And it’s why, in the New Testament, part of Mary’s song of praise to God includes this tidbit:
He has brought down rulers from their thrones
but has lifted up the humble.
He has filled the hungry with good things
but has sent the rich away empty.
So as a Christian, it offends my sensibilities that someone could take such an unsparing view of the world’s crooked justice system and respond with a Seinfeldian shoulder shrug and a “hey, it’s f — ed up, whatareyagonna do??”
We can do better, and we must do better.
Which leads me to a really important question — in the context of this movie, what would it mean to do better?
To be fair, from the interviews he’s done on the subject, I believe that director Chris Morris intended The Day Shall Come to be a shock to the system. And so perhaps the frustration that I’m feeling is not really his fault. Maybe I’m assigning more moral heft and responsibility than I should to a movie director. After all, Morris isn’t dictating policy. He’s simply using his creative tools to tell what he feels is an important story.
Actually, this film makes more sense if you view it as a white filmmaker making films for other white people, because there are probably plenty of white folks who experienced the film as revelatory. Part of the reason why the Black Lives Matter movement so thoroughly dominated our American cultural consciousness in 2020 is because for so many white people the death of George Floyd was a major shock to the system. It was the kind of thing that white people thought no longer happens anymore, which is only understandable if it never happens to you or anybody in your circle.
This is all my way of saying that I’m sure Chris Morris had nothing but the best of intentions in making this film, primarily to tell the truth of what’s really happening.
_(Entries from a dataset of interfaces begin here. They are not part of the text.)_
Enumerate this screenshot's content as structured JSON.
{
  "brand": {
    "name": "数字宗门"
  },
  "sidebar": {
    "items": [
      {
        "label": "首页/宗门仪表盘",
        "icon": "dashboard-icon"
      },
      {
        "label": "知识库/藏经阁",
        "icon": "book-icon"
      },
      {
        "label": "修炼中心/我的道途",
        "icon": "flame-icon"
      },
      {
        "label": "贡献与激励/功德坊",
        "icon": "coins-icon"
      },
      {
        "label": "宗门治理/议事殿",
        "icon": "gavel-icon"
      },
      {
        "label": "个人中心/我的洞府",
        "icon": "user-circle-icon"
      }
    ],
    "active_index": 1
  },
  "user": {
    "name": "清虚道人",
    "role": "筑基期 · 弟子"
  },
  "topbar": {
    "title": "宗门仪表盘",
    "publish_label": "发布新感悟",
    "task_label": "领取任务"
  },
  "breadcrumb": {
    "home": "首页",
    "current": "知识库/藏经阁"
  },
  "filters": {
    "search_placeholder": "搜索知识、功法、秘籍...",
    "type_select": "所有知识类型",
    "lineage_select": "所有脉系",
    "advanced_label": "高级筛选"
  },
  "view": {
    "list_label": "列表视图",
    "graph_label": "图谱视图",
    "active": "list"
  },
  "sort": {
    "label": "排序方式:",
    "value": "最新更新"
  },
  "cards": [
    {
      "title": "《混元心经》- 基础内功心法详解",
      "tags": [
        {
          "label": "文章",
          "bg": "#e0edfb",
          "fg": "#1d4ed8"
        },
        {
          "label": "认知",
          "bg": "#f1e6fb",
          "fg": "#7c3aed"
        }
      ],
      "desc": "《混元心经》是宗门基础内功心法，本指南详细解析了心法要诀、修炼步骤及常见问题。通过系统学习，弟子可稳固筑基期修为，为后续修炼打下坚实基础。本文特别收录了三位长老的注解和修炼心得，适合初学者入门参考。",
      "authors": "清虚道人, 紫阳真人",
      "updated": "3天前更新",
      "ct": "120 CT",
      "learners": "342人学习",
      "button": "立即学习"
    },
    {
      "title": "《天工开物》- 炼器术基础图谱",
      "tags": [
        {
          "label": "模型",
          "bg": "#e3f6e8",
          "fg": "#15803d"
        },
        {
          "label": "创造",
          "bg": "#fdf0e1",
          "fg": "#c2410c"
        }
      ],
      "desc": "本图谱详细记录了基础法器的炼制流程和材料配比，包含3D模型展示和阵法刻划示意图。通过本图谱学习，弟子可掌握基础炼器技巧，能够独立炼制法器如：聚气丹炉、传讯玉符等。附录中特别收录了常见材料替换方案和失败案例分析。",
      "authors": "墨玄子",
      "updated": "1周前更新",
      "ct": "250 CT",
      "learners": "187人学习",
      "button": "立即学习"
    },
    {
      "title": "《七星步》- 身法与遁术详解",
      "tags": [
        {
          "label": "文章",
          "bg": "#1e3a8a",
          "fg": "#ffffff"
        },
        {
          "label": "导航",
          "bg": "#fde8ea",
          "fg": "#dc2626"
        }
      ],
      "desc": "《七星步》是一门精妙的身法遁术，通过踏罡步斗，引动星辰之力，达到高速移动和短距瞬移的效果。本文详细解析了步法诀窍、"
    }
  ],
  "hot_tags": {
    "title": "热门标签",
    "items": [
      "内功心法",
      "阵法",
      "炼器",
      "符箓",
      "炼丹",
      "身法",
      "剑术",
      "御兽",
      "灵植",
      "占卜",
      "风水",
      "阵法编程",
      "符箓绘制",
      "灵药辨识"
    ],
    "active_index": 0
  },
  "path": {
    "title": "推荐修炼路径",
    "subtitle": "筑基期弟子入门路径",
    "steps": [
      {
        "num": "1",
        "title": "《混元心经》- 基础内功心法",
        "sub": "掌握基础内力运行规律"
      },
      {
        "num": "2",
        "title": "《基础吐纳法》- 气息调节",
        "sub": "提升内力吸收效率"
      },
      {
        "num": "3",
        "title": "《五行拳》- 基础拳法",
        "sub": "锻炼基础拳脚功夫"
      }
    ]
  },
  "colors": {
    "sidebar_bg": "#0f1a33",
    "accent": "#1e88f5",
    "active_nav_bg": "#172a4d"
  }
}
And as a Black person who has felt the fear of being targeted by police, I agree — these stories are important.
But I still felt angry at Morris, because the stark nature of the ending belied its comical build up. Not only did I feel like a fool for rooting for Moses — even though the movie was designed to make me feel that way — but I was traumatized by watching his wife and children be accosted by federal troops rolling up with lights, sirens and automatic rifles.
As a viewer, I don’t need to be informed of the cruel depravity inherent in our institutions of law enforcement and criminal justice. I’m Black, and I see that every day. What I wanted was a way for Moses and his clan to find a way back to health and safety, even if it meant giving up some of their “revolutionary” goals and objectives. And frankly, I wanted Moses to get the mental health resources he so desperately needed (which I’m sure his wife would help with, since she seemed to have her head on straight).
But Jelani, that ending wouldn’t be realistic!
We’re talking about movies here.
We creatives have the responsibility not only to tell the stories of our current horror, but to tell the stories of the preferred future we want to create.
And we can’t do that if we’re stuck in a nihilistic loop of shock-sigh-repeat.
So I say, if you’re a creative type, do your best to find the balance between reporting the truth as you see it and holding fast to the values you hold most dear. You might not make your commercial breakthrough at first, but if you stay at it…
The day shall come.